The settlements were brought under the whistleblower provisions of the California False Claims Act by Julio Bordas, the former medical director of CenCal, which entitles him to 10% of the recovery – at federal cost – in cases involving allegations of losses to the Medicaid program.
Dignity issued the following statment on the settlement:
"On Dec. 7, the Department of Justice issued a press release announcing a settlement regarding alleged improper Medi-Cal claims submitted over seven years ago in connection with the Medicaid Adult Expansion under the Patient Protection and Affordable Care Act. During the period Dignity Health d/b/a Marian Regional Medical Center and French Hospital Medical Center, provided critically necessary population health management, patient navigation, homeless outreach, and health education programs and related services to this newly-eligible adult Medi-Cal population, in their spoken languages, in Santa Barbara and San Luis Obispo Counties.

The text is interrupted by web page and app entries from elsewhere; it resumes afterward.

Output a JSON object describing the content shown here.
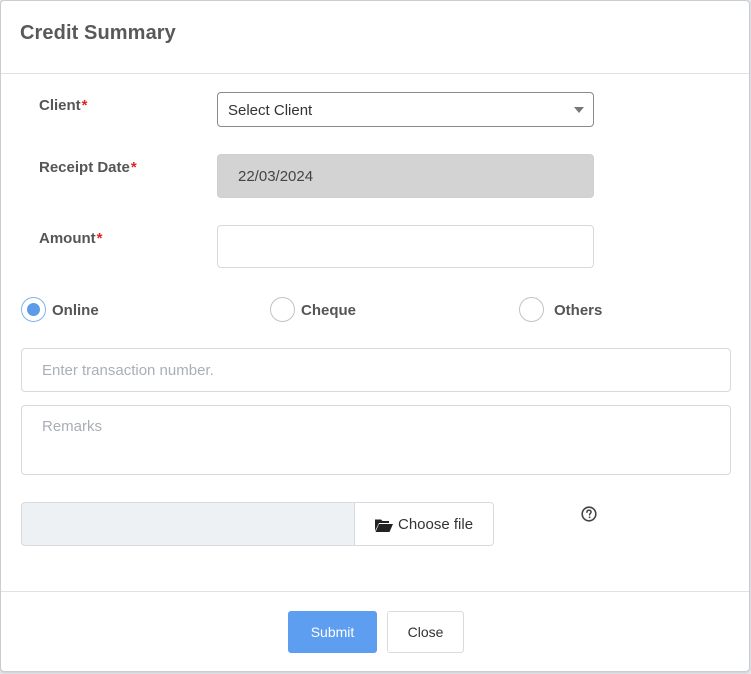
{
  "modal": {
    "title": "Credit Summary"
  },
  "form": {
    "client": {
      "label": "Client",
      "required_mark": "*",
      "selected": "Select Client"
    },
    "receipt_date": {
      "label": "Receipt Date",
      "required_mark": "*",
      "value": "22/03/2024"
    },
    "amount": {
      "label": "Amount",
      "required_mark": "*",
      "value": ""
    },
    "payment_mode": {
      "options": [
        {
          "label": "Online",
          "checked": true
        },
        {
          "label": "Cheque",
          "checked": false
        },
        {
          "label": "Others",
          "checked": false
        }
      ]
    },
    "transaction_number": {
      "placeholder": "Enter transaction number.",
      "value": ""
    },
    "remarks": {
      "placeholder": "Remarks",
      "value": ""
    },
    "file": {
      "button_label": "Choose file",
      "icon": "folder-open-icon"
    },
    "help": {
      "icon": "question-circle-icon"
    }
  },
  "footer": {
    "submit_label": "Submit",
    "close_label": "Close"
  },
  "colors": {
    "accent": "#5d9ef0",
    "required": "#e02424",
    "readonly_bg": "#d3d3d3"
  }
}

Dignity Health provided these services in accordance with a previously established program and agreement and in addition to the underlying services agreements between the providers and co-defendant Santa Barbara San Luis Obispo Regional Health Authority (d/b/a CenCal Health), the county organized health system responsible for administering the Medi-Cal program in Santa Barbara and San Luis Obispo Counties. Under the program, Dignity Health submitted to CenCal Health detailed monthly reconciliation statements and annual reports, and was paid by CenCal in accordance with the agreements.
As such, Dignity Health received fair market value compensation from CenCal for services actually provided to this vulnerable population, and maintains all reimbursements were properly received.
Dignity Health entered into the settlement agreement with the United States and State of California to resolve the matter without the expense of litigation, and without admitting any liability."
Tenet Healthcare Corporation issued the following statement:
"We stand behind the efforts of our team to serve the Medi-Cal population in San Luis Obispo and Santa Barbara counties, California. Sierra Vista Regional Medical Center and Twin Cities Community Hospital strongly deny the allegations but resolved this matter to avoid the expense and distraction of further litigation. The hospitals used the Medi-Cal funds received from CenCal Health to serve Medi-Cal beneficiaries as intended.
Sierra Vista and Twin Cities remain committed to full compliance with all California and federal healthcare program requirements. Our hospitals and dedicated care teams remain committed to providing high quality care to Medi-Cal patients in our community."
“Every day, Medi-Cal provides support for Californians in need of essential healthcare, and when companies take advantage of this system at the expense of patients, they must be held accountable.”
California Attorney General Rob Bonta
John Commins is a content specialist and online news editor for HealthLeaders, a Simplify Compliance brand.
The settlements resolve allegations that Dignity, Twin Cities and Sierra Vista knowingly submitted false claims to Medi-Cal for "enhanced services" provided for the adult expansion patients between Feb. 1, 2015, and June 30, 2016, and that Twin Cities and Sierra Vista provided for those patients between Jan. 1, 2014, and April 30, 2015.
Tenet and Dignity deny any wrongdoing, but say they settled to avoid costly and lengthy litigation.